  1. Ice can be unpredictable – do not venture out onto unfamiliar frozen bodies of water.
  2. Layer up – because “There’s no such thing as bad weather, only bad clothes.” – Scandinavian saying
  3. Winter exploration is more challenging than summer, and weather and trail conditions can slow you down. Make sure you start your adventure with enough time to enjoy the trek – at least 30% longer than you’d give yourself on a summer day.

Don’t hibernate this winter. Go out there and have some fun! Grab your gaiters and pack your snow cleats, nordic skis or snowshoes before hitting these trails in The Seven–Northeastern Ontario.
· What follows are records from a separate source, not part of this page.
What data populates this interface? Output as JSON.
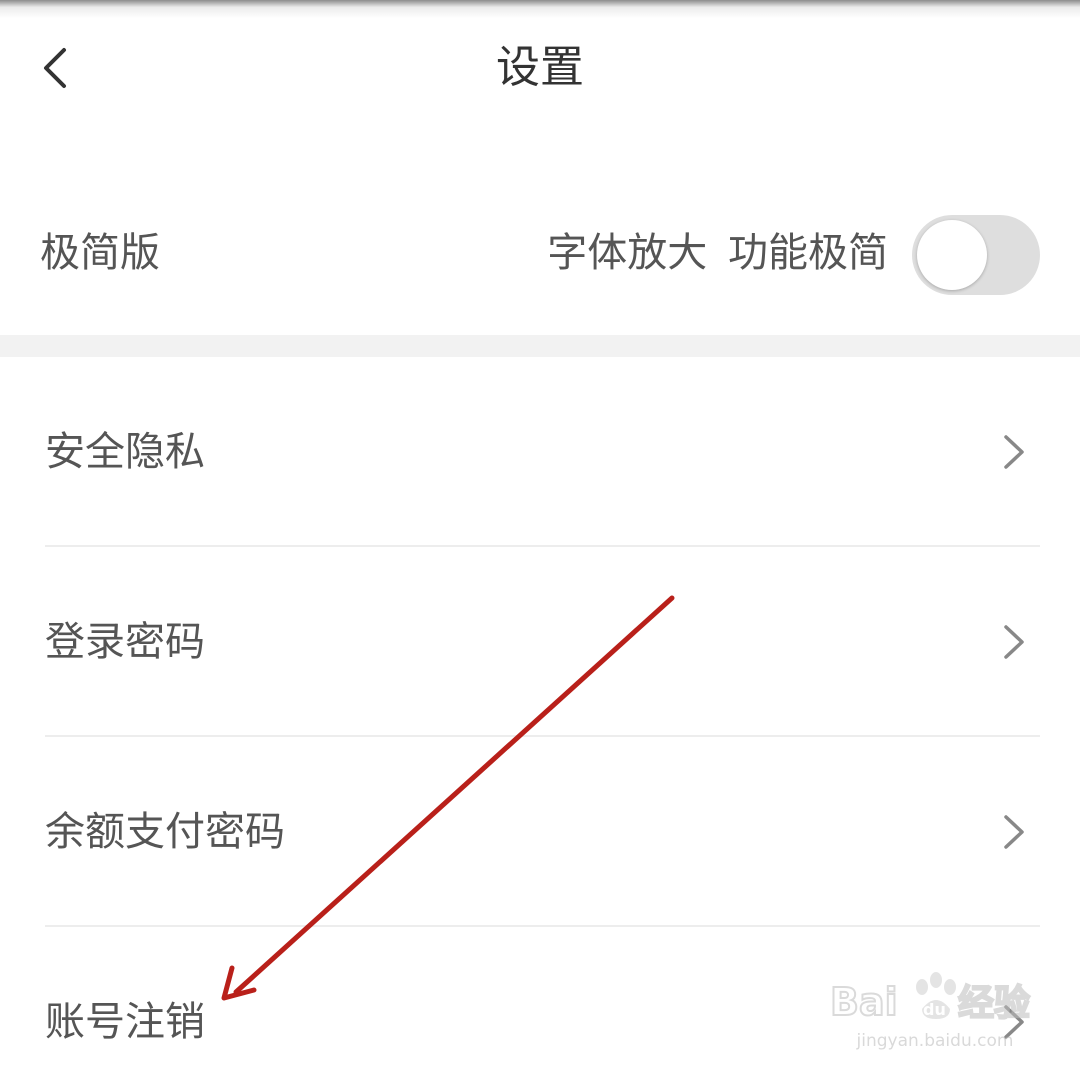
{
  "header": {
    "title": "设置",
    "back_icon": "chevron-left-icon"
  },
  "lite_mode": {
    "title": "极简版",
    "description": "字体放大 功能极简",
    "enabled": false
  },
  "menu": {
    "items": [
      {
        "label": "安全隐私",
        "icon": "chevron-right-icon"
      },
      {
        "label": "登录密码",
        "icon": "chevron-right-icon"
      },
      {
        "label": "余额支付密码",
        "icon": "chevron-right-icon"
      },
      {
        "label": "账号注销",
        "icon": "chevron-right-icon"
      }
    ]
  },
  "annotation": {
    "color": "#b9201a"
  },
  "watermark": {
    "brand": "Baidu 经验",
    "url": "jingyan.baidu.com"
  }
}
About Heidi Csernak

Heidi is a nature photographer who fell in love with Northeastern Ontario’s wild charms after her first time exploring the region. She likes to wander the trails at a snail’s pace, enjoys birdwatching - and lets the current carry her kayak to watch the scenery passing by. Fun Fact: Heidi has an insatiable hunger for hamburgers.